Within a few minutes, the garage door opened, and the men rushed into the house armed with a bb handgun, extendable baton and hammer. They tackled Han. Fei was beaten and struck in the back with a hammer.
The kidnappers blindfolded the pair, covered their mouths with duct tape, and binded their hands with zip ties. They were dragged into the van and driven to the Markham house.
There, Fei and Han were taken to an unfinished basement with cardboard-covered windows, while Wu and van driver went out to get chains, locks and pizza, Crown attorney David Maylor told court.
For the next seven days, the two men stayed chained and blindfolded while Wu demanded a total of $2.5 million in ransom money from the families of both men in China and Canada.
The kidnappers took turns watching the prisoners, whom Wu had tied to reclining lawn chairs.
“Mr. Malik found the basement eerie at all times and more so when he was in the basement alone with the victims,” Maylor said.
They were given water and food, cooked by one of the kidnappers. Fei fared the worse. He was beaten several times and had to crawl, blindfolded, up the wooden basement stairs to use the washoom. Han got an escort.
Every time Han saw Wu, he asked if his life would be spared if ransom was paid.
The kidnappers celebrated when they learned approximately $330,000 had been wired to a bank account in China.
Around lunchtime on Jan. 26, Han asked to use the washroom. Still chained by both hands and feet, it took Malik seven minutes to guide him upstairs. Once there, he made noises and appeared to be suffering cramps, court was told. He was permitted to lie down.
Malik pulled Han up to allow him to sip some water but Han’s muscles tensed up and he stopped moving. Malik tried to perform CPR.
One of the captors asked if they should call 911.
“Are you crazy,” another responded.
Wu arrived 45 minutes later and performed CPR on Han without success, Maylor said.
When Wu told Fei what happened, he asked him to be his witness and confirm he was not present when Han died.
“Mr. Fei, thinking he might be killed as well, responded that he could not be a witness if he was dead,” the prosecutor said.
Wu agreed to release Fei after he promised to come up with more money.
Later on Jan. 26, Fei was dumped in the parking lot outside the Keg at 1977 Leslie Street where he was found crawling toward the restaurant. He was treated in hospital for severe bruising and required stitches to his torso.
Back in Markham, the kidnappers dug a large hole in the cement floor of the basement and placed two garbage bags containing Han’s remains, which weren’t located, exhumed and identified until July 11, 2011.

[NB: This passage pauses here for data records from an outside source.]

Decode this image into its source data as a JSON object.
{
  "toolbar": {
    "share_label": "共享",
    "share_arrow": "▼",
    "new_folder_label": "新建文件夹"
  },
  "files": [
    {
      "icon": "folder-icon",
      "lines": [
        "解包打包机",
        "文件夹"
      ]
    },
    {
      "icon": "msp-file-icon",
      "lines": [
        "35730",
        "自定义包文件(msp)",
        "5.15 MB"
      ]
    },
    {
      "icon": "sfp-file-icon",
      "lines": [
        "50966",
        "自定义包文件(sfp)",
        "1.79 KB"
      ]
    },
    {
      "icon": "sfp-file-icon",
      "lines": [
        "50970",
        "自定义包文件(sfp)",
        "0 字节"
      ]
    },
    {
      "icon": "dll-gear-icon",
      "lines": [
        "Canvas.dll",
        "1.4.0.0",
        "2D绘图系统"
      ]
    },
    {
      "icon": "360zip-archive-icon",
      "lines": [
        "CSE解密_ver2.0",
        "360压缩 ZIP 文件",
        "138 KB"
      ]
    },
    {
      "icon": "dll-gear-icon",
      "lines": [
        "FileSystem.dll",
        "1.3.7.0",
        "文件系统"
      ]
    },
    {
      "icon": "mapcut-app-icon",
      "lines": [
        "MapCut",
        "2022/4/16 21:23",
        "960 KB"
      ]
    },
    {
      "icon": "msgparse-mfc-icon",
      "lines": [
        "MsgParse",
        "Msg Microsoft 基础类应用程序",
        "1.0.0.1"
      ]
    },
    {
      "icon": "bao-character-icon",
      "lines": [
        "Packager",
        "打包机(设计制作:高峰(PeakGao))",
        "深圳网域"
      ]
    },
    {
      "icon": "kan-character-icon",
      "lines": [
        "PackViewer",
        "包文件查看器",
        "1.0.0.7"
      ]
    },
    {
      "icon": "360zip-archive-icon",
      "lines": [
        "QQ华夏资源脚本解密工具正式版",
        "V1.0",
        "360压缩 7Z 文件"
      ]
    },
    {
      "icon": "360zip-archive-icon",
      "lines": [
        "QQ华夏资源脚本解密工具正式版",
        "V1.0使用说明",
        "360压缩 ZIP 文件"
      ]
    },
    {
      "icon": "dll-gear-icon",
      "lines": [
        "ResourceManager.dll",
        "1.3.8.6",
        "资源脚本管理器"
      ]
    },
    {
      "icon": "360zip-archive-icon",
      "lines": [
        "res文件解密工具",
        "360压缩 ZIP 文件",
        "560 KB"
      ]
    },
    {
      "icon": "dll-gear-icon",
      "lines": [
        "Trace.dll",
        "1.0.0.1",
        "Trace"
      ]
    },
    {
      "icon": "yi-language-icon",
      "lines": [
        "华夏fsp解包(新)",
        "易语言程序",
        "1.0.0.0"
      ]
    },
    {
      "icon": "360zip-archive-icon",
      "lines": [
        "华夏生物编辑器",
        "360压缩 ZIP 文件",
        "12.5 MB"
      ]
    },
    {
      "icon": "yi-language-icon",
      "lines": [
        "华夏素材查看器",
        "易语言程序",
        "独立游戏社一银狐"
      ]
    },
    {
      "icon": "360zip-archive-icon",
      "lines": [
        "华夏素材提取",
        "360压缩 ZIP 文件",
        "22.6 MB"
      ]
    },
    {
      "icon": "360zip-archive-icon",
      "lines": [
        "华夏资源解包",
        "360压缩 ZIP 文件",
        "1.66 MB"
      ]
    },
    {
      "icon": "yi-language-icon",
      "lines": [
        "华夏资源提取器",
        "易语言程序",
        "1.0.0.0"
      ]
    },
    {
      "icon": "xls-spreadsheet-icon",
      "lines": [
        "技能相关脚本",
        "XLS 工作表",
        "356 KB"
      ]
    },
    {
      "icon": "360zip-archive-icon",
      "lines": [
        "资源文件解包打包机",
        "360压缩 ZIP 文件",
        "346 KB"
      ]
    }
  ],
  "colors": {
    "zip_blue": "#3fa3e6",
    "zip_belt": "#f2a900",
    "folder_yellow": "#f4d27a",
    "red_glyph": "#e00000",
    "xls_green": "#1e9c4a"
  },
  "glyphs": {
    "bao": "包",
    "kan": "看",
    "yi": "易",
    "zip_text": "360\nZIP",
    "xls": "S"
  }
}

A forensic pathologist, Dr. Michael Pollanen, concluded “ . . . the circumstances surrounding Mr. Han’s death point to detention-related stress as a contributing factor in his death.”
Fei, it turns out, was not as wealthy as Wu figured.
Chinese authorities have issued a warrant for his arrest in his home country, Maylor told court. He didn’t elaborate, except to say Fei had a business that ran into problems and collapsed in 2008.